Exploiting Feedstock Diversity To Tune the Chemical and Tribological Properties of Lignin-Inspired Polymer Coatings
journal contributionposted on 26.04.2018, 14:50 by Jillian A. Emerson, Nikolay T. Garabedian, David L. Burris, Eric M. Furst, Thomas H. Epps

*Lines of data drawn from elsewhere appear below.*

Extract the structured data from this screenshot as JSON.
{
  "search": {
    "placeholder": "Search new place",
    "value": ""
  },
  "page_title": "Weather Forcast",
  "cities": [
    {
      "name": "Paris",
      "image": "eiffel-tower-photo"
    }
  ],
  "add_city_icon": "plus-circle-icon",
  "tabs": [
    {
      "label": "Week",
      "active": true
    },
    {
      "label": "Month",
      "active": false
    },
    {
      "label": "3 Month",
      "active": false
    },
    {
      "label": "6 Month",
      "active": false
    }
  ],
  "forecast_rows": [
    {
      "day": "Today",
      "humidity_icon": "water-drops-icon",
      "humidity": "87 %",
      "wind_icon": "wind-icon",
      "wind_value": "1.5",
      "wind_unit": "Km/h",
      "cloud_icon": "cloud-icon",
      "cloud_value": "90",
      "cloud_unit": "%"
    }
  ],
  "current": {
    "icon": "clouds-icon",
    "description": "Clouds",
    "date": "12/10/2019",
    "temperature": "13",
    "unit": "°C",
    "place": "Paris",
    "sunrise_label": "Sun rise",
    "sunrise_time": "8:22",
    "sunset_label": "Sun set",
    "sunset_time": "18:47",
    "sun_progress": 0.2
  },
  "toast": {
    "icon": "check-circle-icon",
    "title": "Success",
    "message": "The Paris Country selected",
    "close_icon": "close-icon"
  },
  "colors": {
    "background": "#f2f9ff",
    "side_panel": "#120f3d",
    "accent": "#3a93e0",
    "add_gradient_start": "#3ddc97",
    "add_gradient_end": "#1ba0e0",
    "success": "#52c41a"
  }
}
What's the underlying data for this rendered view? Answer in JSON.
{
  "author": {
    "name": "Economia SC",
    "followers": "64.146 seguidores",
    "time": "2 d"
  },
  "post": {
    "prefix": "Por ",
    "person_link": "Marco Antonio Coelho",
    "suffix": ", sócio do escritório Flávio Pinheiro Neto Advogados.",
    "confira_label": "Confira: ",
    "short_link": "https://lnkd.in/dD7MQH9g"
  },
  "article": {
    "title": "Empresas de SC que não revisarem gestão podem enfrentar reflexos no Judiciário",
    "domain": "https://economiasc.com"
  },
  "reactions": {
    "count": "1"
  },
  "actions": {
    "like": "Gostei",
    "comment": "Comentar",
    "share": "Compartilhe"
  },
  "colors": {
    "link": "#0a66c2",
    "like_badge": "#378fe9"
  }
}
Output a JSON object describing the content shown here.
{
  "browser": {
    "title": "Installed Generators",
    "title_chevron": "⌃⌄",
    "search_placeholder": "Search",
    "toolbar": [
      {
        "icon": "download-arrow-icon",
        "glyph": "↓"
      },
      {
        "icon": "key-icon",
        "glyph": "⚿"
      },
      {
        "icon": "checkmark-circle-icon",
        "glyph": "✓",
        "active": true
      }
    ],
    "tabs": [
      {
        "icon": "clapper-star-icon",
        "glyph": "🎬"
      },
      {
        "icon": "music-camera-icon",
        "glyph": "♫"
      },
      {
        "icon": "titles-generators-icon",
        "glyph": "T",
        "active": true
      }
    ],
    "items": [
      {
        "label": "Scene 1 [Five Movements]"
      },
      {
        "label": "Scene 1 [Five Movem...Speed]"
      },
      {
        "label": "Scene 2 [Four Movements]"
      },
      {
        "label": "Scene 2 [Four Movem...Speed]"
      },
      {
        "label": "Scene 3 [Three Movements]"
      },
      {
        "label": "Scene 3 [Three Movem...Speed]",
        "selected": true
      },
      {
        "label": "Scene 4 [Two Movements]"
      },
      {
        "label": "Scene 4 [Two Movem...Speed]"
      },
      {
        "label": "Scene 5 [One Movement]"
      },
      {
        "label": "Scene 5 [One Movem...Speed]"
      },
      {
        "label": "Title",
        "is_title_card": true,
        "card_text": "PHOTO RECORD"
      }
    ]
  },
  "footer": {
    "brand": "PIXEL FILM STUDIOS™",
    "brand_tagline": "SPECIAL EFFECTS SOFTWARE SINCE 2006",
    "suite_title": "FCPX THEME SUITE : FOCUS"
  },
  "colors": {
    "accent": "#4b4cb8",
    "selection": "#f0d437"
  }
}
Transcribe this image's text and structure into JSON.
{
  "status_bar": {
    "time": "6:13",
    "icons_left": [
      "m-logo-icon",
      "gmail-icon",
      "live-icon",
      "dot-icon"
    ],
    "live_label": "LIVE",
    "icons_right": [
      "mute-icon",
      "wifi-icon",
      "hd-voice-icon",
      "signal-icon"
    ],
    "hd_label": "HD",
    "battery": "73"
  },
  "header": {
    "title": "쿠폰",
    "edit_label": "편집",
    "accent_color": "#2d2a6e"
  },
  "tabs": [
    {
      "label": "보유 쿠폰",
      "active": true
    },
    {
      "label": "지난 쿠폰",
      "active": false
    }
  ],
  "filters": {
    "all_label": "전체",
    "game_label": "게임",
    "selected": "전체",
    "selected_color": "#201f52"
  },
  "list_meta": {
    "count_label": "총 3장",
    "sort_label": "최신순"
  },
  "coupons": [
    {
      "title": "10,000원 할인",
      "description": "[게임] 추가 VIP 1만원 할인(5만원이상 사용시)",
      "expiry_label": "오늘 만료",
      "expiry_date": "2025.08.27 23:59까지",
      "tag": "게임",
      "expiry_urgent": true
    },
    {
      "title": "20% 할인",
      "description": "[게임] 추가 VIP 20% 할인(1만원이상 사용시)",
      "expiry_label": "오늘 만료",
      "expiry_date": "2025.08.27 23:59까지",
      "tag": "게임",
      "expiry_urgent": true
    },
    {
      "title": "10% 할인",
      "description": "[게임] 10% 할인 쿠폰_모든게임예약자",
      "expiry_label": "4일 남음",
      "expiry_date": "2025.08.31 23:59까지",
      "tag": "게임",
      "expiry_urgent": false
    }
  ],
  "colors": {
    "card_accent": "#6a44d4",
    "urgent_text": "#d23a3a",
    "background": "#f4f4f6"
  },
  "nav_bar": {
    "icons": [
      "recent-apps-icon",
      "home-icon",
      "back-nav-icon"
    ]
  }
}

Biobased polymers present an immense opportunity to design and manufacture new coating materials largely as a result of their feedstock diversity and inherent functionality, yet unraveling the key structure/property relationships inherent in these environmentally friendly systems remains a considerable challenge. A major focus of this work was to develop functional group–property design rules for a representative library of lignin-inspired polymers. Of particular interest were the polymers’ solubilities, surface energies, and friction coefficients because of their relevance to coatings applications. The structural diversity of our bioinspired library, consisting of various polymers generated from methacrylate-functionalized lignin pyrolysis products, arose from the differing moieties at the para and ortho positions on the polymer repeat units relative to the methacrylate backbone. Polymer compatibilities with organic solvents studied herein increased with greater aliphatic content in the para functionality and decreased with the incorporation of methoxy groups ortho to the polymer backbone. The surface energies of the films followed similar trends between the interaction parameters and the functional group. By linking solvent compatibility to surface energy, it was demonstrated that changes in polar moieties, such as aldehydes and methoxies, have greater effects on solubility, surface energy, and friction than changes in the aliphatic (dispersive) groups. Thus, the target material properties can be understood and tuned through careful consideration of the pendant group functionalities inherent in the bioinspired materials, unlocking enhanced property design for next-generation coatings.